Tuesday, 31 December 2013

Missing millions and the law of triviality

Parkinson’s law of triviality briefly states says the time spent on any agenda item is inversely proportional to the sum involved.

Since 2007/08 cash deficits have been recorded in every year, totalling $1 billion, deficits that have been funded by plundering amounts set aside for other purposes.

Whilst it is commendable to boost aggregate demand by running deficits, the reality has meant Tasmania has been spending all available cash because it’s wedded to the idea that debt is undesirable while at the same time refusing to reform the unsustainable model to allow borrowings, which might provide scope to achieve more desirable economic and social outcomes in the future.

It’s a model we’ve been following for years. It’s about to reach its used by date.

Monday, 23 December 2013

A happy new year is unlikely

One lesson from the recent Federal election is that the successful campaign relied more on dissatisfaction with the incumbents than the alternative policies offered.

The State election campaign seems to be following a similar pattern.

When it comes to describing the State government’s position and prescribing alternative solutions we are yet to proceed beyond a few slogans.

The final State accounts for 2012/13 were issued at the end of October to an underwhelming response from the media and the alternative government. Talking about the State government’s financial position for a few days once a year at budget time in May is scarcely enough to run an informed discussion, a necessary prerequisite if ever we are to reverse our lemming like progress over the precipice.

Sunday, 15 December 2013

The last gasp

If ever confirmation was needed we are governed by idiots then look no further than a recommendation of the Ferguson Review of the Tasmanian Private Hardwood Plantation Estate.

After what was little more than a school project trying to determine the extent of private hardwood plantations in Tasmania and describing the problems that have arisen in unravelling the complexities of MIS schemes the review panel concluded, inter alia, we should “promote ongoing expansion of the plantation estate by revisiting incentive schemes”.


Nowhere in the entire report is there any mention of dollars.

The reviewers concluded further assistance to the plantation industry was needed without any reference to any dollar figures?

It’s not unusual to see recommendations based on false assumptions and sophist arguments leading to erroneous often predetermined conclusions but Martin Ferguson and his fellow reviewers, Tom Fisk from Private Forests Tasmania, Jan Davis from TFGA and Norm McIlfatrick, secretary of the Department of Infrastructure, Energy and Resources take the cake.

Tuesday, 10 December 2013

Forestry Tasmania's challenges

It’s a sad commentary on the democratic process that impending elections and the accompanying sloganeering and posturing actually retards discussion and implementation of sensible public policy.

Watching last week’s parliamentary hearing into Forestry Tasmania (FT) one could be excused for thinking that FT’s major problem was not the large losses incurred in 2012/13 and likely to continue into the foreseeable future, but the treatment afforded users of special species timber.

FT reckoned its loss for the year was $6.5 million.

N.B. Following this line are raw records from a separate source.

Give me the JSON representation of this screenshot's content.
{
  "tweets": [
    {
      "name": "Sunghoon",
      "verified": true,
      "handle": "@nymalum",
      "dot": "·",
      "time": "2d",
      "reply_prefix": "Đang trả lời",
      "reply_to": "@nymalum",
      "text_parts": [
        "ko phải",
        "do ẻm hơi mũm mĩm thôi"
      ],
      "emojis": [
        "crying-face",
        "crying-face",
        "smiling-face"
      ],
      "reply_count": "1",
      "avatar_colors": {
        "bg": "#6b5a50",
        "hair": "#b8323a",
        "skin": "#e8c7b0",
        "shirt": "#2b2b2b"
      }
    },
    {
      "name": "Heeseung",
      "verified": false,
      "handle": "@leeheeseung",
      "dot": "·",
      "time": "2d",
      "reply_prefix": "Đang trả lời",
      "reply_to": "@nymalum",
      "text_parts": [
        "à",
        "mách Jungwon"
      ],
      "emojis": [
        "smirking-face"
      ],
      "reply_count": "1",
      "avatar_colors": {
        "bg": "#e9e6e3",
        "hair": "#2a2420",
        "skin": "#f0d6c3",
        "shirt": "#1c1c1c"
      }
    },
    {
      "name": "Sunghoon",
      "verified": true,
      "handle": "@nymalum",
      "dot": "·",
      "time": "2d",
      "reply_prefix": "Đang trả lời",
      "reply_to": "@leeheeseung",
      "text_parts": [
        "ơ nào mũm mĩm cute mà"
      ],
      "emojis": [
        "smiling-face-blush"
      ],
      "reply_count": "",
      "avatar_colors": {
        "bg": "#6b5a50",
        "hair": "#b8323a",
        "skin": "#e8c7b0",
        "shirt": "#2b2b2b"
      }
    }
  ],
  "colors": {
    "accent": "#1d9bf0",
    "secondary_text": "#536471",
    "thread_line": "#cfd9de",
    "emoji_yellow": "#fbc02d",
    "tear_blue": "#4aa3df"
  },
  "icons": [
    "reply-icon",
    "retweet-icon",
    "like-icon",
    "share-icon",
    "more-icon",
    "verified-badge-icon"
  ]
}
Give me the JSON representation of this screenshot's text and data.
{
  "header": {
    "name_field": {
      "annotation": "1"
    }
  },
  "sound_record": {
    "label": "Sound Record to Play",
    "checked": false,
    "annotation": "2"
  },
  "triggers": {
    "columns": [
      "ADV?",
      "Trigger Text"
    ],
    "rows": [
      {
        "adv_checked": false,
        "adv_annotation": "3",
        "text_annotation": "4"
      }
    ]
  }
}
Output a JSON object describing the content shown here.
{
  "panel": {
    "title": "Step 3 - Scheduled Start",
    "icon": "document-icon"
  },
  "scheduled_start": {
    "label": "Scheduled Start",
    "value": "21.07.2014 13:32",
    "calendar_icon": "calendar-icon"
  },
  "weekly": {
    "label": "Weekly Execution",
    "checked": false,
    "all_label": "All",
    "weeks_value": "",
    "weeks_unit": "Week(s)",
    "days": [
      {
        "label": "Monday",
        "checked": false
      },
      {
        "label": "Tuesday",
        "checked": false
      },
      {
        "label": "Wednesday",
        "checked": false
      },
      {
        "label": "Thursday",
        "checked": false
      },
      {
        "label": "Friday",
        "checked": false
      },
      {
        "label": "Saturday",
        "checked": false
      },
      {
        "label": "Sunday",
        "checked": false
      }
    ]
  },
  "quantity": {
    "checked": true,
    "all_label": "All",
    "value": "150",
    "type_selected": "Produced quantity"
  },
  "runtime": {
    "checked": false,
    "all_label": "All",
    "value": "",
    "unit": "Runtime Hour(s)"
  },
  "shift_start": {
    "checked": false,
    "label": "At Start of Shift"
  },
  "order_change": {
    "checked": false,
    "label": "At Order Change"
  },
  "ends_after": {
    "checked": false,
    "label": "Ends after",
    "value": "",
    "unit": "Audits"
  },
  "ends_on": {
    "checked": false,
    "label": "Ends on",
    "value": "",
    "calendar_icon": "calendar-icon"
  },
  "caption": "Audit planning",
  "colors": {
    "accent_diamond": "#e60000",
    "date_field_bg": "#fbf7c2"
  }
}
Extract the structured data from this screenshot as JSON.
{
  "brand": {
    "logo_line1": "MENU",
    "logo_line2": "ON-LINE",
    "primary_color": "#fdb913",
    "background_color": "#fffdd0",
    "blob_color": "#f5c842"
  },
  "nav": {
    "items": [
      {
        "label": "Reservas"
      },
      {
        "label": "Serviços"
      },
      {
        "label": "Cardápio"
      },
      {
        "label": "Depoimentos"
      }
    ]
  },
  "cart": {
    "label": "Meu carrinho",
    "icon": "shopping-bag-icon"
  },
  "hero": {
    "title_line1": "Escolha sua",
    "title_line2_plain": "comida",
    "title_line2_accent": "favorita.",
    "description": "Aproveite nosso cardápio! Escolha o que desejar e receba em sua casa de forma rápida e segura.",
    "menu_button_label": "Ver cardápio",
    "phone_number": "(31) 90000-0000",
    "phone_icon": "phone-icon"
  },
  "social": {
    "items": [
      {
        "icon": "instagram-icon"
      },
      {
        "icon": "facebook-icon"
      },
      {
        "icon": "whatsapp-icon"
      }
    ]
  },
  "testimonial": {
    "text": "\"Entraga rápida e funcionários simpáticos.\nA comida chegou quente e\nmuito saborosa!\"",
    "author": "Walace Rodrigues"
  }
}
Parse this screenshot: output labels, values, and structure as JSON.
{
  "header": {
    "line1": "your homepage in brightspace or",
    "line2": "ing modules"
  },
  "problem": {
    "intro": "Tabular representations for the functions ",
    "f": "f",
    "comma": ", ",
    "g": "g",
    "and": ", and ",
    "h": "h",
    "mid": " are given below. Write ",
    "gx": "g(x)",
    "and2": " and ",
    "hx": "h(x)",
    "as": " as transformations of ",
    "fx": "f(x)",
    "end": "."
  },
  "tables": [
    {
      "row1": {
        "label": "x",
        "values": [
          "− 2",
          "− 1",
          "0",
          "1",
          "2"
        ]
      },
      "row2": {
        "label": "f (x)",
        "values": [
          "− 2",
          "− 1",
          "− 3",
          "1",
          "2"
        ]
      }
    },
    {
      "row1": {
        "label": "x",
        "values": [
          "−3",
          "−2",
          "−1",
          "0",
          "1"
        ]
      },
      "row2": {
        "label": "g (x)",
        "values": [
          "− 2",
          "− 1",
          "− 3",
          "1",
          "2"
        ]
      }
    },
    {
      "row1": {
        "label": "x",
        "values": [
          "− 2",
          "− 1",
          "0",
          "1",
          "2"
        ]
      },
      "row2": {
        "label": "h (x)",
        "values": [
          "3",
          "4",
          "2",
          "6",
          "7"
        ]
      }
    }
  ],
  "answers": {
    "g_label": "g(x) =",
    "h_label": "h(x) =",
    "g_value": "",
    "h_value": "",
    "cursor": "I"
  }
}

The Auditor General introduced a concept of underlying profit designed to exclude one off and capital amounts and he reckoned the loss was $12 million.

Thursday, 5 December 2013

A new forest way?

Reconstruction of the forest plantation industry continues at a lawyerly pace largely away from media glare.

What happens in the next six months or so will determine a future framework for tree plantations.

Liquidator PPB Advisory is in the final stages of terminating all Great Southern MIS schemes with the recent signing of a contract for the sale of most of the growers’ trees.